Outside of a generic Royal Mile pub in Edinburgh is a plaque commemorating Golfer’s Land. It’s what’s left of a house owned by John Paterson, a cobbler by trade and a golfer by talent. Paterson’s swing was so well-known that the Duke of Albany at Holyroodhouse summoned him in 1681 to settle a dispute with two English noblemen who claimed that golf was an English game.
Though Scottish Parliamentary edicts dating to 1457 make mention of golf, there was only one true way to settle this. The good duke, who would later take his confrontational ways to the throne as James VII of Scotland / II of England, paired up with Paterson at Leith Links to take down the cocky Englishmen. The showdown is now known as the first international golf match (with the first recorded use of a caddy also, as the duke couldn’t be expected to carry his own clubs during such a round).

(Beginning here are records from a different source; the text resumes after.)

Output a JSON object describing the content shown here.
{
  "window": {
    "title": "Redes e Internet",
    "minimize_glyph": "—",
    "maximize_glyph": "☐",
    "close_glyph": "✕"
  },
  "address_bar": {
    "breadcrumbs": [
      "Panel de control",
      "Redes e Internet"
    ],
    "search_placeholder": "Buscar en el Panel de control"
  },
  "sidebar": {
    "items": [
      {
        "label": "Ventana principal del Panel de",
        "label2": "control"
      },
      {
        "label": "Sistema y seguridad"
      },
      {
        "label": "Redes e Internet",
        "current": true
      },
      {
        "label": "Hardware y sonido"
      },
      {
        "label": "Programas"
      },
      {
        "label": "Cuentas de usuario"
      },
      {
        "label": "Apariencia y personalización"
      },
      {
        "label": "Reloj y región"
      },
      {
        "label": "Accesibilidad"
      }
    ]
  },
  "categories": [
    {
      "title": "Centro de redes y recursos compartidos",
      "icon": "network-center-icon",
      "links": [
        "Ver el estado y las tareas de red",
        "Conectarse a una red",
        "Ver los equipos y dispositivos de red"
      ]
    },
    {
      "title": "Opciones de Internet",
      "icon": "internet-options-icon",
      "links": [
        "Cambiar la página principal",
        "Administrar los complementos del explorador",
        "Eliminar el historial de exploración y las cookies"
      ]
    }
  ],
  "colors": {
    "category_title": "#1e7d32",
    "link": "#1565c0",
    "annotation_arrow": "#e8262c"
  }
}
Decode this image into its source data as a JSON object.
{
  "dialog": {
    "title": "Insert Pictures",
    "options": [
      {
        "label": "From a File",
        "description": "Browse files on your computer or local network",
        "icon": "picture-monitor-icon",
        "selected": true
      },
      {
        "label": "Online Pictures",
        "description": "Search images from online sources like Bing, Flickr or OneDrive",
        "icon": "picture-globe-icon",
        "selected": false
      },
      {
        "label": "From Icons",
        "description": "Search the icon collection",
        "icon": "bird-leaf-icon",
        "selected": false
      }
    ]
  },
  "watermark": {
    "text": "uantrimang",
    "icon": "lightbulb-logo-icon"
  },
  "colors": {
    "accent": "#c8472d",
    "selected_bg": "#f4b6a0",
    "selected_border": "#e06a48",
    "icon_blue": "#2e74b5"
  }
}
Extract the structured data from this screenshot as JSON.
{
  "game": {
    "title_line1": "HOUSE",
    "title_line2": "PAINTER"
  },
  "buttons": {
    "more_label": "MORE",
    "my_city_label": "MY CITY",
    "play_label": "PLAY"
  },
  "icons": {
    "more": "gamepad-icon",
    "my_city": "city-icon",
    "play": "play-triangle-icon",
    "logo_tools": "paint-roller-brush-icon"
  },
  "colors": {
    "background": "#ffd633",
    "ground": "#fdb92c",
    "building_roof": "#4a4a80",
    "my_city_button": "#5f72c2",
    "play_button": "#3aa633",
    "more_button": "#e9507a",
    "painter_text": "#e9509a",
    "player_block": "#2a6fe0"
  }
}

The term “caddy” is an old Scottish word from the mid-1600’s. Caddies were usually abled bodied young men, who would carry barrels of water on their backs prior to the use of indoor plumbing. They were paid to deliver a fresh supply up the stairs of multi-storied tenement buildings.
The royal skin in the game yielded a substantial winner’s purse, which the duke generously split with his cobbler ringer. Paterson promptly put his share into the house at 77 Canongate, calling it Golfer’s Land, and the duke had an escutcheon added to the outside with heraldic touches befitting the achievement. Its Latin inscription read:
“In the year when Paterson won the prize in golfing, a game peculiar to the Scots (in which his ancestors had nine times won the same honor), he then raised this mansion, a victory more honorable than all the rest.”
Though Paterson’s original house was demolished in 1960, one can still idle on this quiet stretch of the Royal Mile and observe the plaque, crest, and the inscription in the back courtyard. Golfers can envision taking a Paterson-esque swing, holing out in the fountain of what’s now Holyrood Palace down the road, and collecting bets.